All entries must be returned precisely as they appear.

Content starts

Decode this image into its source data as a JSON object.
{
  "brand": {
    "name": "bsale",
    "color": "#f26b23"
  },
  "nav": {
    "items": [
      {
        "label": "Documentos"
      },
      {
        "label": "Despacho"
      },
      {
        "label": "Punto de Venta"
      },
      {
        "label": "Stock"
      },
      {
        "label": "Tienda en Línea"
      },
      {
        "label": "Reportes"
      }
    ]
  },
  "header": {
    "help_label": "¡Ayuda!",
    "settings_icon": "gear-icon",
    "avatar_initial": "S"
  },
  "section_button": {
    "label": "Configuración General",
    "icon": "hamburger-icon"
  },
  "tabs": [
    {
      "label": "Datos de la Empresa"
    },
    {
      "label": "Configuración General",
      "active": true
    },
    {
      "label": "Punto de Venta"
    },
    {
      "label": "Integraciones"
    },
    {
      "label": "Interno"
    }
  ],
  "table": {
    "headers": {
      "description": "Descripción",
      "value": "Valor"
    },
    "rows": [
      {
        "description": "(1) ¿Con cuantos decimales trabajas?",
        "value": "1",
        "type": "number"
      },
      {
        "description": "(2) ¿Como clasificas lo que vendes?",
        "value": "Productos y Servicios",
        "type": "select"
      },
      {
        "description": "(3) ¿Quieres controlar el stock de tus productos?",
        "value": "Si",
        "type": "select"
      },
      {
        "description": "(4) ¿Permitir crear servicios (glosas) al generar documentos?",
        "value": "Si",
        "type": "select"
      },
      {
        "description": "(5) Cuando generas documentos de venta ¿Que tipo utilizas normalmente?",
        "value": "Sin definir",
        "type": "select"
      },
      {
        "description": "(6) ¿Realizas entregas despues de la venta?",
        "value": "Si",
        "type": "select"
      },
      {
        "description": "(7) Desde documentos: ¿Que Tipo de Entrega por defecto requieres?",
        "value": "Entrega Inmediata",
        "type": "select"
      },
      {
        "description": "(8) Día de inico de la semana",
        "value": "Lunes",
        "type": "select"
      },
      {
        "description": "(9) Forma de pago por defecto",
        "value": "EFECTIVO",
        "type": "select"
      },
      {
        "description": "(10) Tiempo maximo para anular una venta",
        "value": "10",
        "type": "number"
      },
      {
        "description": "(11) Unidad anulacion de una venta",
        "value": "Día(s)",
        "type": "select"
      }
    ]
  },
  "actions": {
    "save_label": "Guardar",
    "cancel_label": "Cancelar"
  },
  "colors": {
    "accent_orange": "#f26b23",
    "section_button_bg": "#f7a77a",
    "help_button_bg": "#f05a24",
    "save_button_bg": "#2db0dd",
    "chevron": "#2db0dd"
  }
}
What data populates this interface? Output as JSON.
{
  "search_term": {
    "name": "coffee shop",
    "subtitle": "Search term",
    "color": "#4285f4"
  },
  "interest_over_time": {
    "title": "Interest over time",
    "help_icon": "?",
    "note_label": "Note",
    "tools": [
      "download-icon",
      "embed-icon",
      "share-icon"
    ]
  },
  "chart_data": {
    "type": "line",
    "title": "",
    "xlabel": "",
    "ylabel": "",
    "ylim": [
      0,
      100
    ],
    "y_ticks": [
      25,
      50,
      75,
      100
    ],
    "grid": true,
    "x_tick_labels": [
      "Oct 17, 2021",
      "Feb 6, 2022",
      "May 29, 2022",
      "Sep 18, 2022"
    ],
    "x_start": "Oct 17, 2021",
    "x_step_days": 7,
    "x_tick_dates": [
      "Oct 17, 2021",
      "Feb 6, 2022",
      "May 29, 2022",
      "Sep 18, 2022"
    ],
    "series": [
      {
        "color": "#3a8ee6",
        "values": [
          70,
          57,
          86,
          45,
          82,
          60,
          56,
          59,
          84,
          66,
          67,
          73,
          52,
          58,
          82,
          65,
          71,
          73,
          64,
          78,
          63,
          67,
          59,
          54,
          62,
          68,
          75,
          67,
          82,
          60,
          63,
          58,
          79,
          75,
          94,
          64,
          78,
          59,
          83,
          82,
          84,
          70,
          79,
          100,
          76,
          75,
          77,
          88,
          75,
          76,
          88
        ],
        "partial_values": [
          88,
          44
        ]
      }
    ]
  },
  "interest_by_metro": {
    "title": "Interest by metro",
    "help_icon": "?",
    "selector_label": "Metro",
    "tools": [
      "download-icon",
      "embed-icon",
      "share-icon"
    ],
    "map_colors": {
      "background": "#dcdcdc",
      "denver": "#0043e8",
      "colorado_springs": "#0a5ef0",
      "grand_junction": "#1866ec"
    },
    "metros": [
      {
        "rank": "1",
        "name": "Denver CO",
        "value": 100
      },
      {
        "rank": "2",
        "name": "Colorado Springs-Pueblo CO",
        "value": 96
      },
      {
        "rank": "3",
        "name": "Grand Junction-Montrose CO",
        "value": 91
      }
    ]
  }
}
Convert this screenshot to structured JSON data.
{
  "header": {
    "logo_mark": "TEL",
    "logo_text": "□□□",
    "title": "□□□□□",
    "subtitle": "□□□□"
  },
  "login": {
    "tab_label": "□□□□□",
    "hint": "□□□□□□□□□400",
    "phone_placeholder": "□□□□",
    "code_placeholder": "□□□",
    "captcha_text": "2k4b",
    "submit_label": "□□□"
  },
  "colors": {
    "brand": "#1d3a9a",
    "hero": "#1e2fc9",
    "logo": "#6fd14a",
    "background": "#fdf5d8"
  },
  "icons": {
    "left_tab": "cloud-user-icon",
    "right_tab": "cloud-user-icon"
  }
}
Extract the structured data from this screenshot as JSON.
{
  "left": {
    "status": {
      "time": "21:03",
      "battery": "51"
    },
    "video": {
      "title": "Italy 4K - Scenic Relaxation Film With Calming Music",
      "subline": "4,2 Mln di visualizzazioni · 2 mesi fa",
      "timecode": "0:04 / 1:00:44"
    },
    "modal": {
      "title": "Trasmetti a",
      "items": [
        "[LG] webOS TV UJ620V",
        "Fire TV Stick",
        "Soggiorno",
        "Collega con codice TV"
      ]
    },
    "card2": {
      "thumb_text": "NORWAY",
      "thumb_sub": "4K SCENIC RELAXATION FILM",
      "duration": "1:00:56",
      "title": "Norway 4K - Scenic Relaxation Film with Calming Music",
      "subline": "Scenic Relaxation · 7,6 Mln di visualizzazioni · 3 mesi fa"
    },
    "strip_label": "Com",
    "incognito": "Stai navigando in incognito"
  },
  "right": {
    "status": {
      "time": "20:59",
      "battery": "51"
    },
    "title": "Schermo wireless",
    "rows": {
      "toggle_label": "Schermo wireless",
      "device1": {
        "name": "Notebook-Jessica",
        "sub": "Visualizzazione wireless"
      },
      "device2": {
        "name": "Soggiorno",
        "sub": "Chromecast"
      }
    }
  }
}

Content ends

SOLUTION =
Decode this image into its source data as a JSON object.
{
  "brand": {
    "name": "bsale",
    "color": "#f26b23"
  },
  "nav": {
    "items": [
      {
        "label": "Documentos"
      },
      {
        "label": "Despacho"
      },
      {
        "label": "Punto de Venta"
      },
      {
        "label": "Stock"
      },
      {
        "label": "Tienda en Línea"
      },
      {
        "label": "Reportes"
      }
    ]
  },
  "header": {
    "help_label": "¡Ayuda!",
    "settings_icon": "gear-icon",
    "avatar_initial": "S"
  },
  "section_button": {
    "label": "Configuración General",
    "icon": "hamburger-icon"
  },
  "tabs": [
    {
      "label": "Datos de la Empresa"
    },
    {
      "label": "Configuración General",
      "active": true
    },
    {
      "label": "Punto de Venta"
    },
    {
      "label": "Integraciones"
    },
    {
      "label": "Interno"
    }
  ],
  "table": {
    "headers": {
      "description": "Descripción",
      "value": "Valor"
    },
    "rows": [
      {
        "description": "(1) ¿Con cuantos decimales trabajas?",
        "value": "1",
        "type": "number"
      },
      {
        "description": "(2) ¿Como clasificas lo que vendes?",
        "value": "Productos y Servicios",
        "type": "select"
      },
      {
        "description": "(3) ¿Quieres controlar el stock de tus productos?",
        "value": "Si",
        "type": "select"
      },
      {
        "description": "(4) ¿Permitir crear servicios (glosas) al generar documentos?",
        "value": "Si",
        "type": "select"
      },
      {
        "description": "(5) Cuando generas documentos de venta ¿Que tipo utilizas normalmente?",
        "value": "Sin definir",
        "type": "select"
      },
      {
        "description": "(6) ¿Realizas entregas despues de la venta?",
        "value": "Si",
        "type": "select"
      },
      {
        "description": "(7) Desde documentos: ¿Que Tipo de Entrega por defecto requieres?",
        "value": "Entrega Inmediata",
        "type": "select"
      },
      {
        "description": "(8) Día de inico de la semana",
        "value": "Lunes",
        "type": "select"
      },
      {
        "description": "(9) Forma de pago por defecto",
        "value": "EFECTIVO",
        "type": "select"
      },
      {
        "description": "(10) Tiempo maximo para anular una venta",
        "value": "10",
        "type": "number"
      },
      {
        "description": "(11) Unidad anulacion de una venta",
        "value": "Día(s)",
        "type": "select"
      }
    ]
  },
  "actions": {
    "save_label": "Guardar",
    "cancel_label": "Cancelar"
  },
  "colors": {
    "accent_orange": "#f26b23",
    "section_button_bg": "#f7a77a",
    "help_button_bg": "#f05a24",
    "save_button_bg": "#2db0dd",
    "chevron": "#2db0dd"
  }
}
What data populates this interface? Output as JSON.
{
  "search_term": {
    "name": "coffee shop",
    "subtitle": "Search term",
    "color": "#4285f4"
  },
  "interest_over_time": {
    "title": "Interest over time",
    "help_icon": "?",
    "note_label": "Note",
    "tools": [
      "download-icon",
      "embed-icon",
      "share-icon"
    ]
  },
  "chart_data": {
    "type": "line",
    "title": "",
    "xlabel": "",
    "ylabel": "",
    "ylim": [
      0,
      100
    ],
    "y_ticks": [
      25,
      50,
      75,
      100
    ],
    "grid": true,
    "x_tick_labels": [
      "Oct 17, 2021",
      "Feb 6, 2022",
      "May 29, 2022",
      "Sep 18, 2022"
    ],
    "x_start": "Oct 17, 2021",
    "x_step_days": 7,
    "x_tick_dates": [
      "Oct 17, 2021",
      "Feb 6, 2022",
      "May 29, 2022",
      "Sep 18, 2022"
    ],
    "series": [
      {
        "color": "#3a8ee6",
        "values": [
          70,
          57,
          86,
          45,
          82,
          60,
          56,
          59,
          84,
          66,
          67,
          73,
          52,
          58,
          82,
          65,
          71,
          73,
          64,
          78,
          63,
          67,
          59,
          54,
          62,
          68,
          75,
          67,
          82,
          60,
          63,
          58,
          79,
          75,
          94,
          64,
          78,
          59,
          83,
          82,
          84,
          70,
          79,
          100,
          76,
          75,
          77,
          88,
          75,
          76,
          88
        ],
        "partial_values": [
          88,
          44
        ]
      }
    ]
  },
  "interest_by_metro": {
    "title": "Interest by metro",
    "help_icon": "?",
    "selector_label": "Metro",
    "tools": [
      "download-icon",
      "embed-icon",
      "share-icon"
    ],
    "map_colors": {
      "background": "#dcdcdc",
      "denver": "#0043e8",
      "colorado_springs": "#0a5ef0",
      "grand_junction": "#1866ec"
    },
    "metros": [
      {
        "rank": "1",
        "name": "Denver CO",
        "value": 100
      },
      {
        "rank": "2",
        "name": "Colorado Springs-Pueblo CO",
        "value": 96
      },
      {
        "rank": "3",
        "name": "Grand Junction-Montrose CO",
        "value": 91
      }
    ]
  }
}
Convert this screenshot to structured JSON data.
{
  "header": {
    "logo_mark": "TEL",
    "logo_text": "□□□",
    "title": "□□□□□",
    "subtitle": "□□□□"
  },
  "login": {
    "tab_label": "□□□□□",
    "hint": "□□□□□□□□□400",
    "phone_placeholder": "□□□□",
    "code_placeholder": "□□□",
    "captcha_text": "2k4b",
    "submit_label": "□□□"
  },
  "colors": {
    "brand": "#1d3a9a",
    "hero": "#1e2fc9",
    "logo": "#6fd14a",
    "background": "#fdf5d8"
  },
  "icons": {
    "left_tab": "cloud-user-icon",
    "right_tab": "cloud-user-icon"
  }
}
Extract the structured data from this screenshot as JSON.
{
  "left": {
    "status": {
      "time": "21:03",
      "battery": "51"
    },
    "video": {
      "title": "Italy 4K - Scenic Relaxation Film With Calming Music",
      "subline": "4,2 Mln di visualizzazioni · 2 mesi fa",
      "timecode": "0:04 / 1:00:44"
    },
    "modal": {
      "title": "Trasmetti a",
      "items": [
        "[LG] webOS TV UJ620V",
        "Fire TV Stick",
        "Soggiorno",
        "Collega con codice TV"
      ]
    },
    "card2": {
      "thumb_text": "NORWAY",
      "thumb_sub": "4K SCENIC RELAXATION FILM",
      "duration": "1:00:56",
      "title": "Norway 4K - Scenic Relaxation Film with Calming Music",
      "subline": "Scenic Relaxation · 7,6 Mln di visualizzazioni · 3 mesi fa"
    },
    "strip_label": "Com",
    "incognito": "Stai navigando in incognito"
  },
  "right": {
    "status": {
      "time": "20:59",
      "battery": "51"
    },
    "title": "Schermo wireless",
    "rows": {
      "toggle_label": "Schermo wireless",
      "device1": {
        "name": "Notebook-Jessica",
        "sub": "Visualizzazione wireless"
      },
      "device2": {
        "name": "Soggiorno",
        "sub": "Chromecast"
      }
    }
  }
}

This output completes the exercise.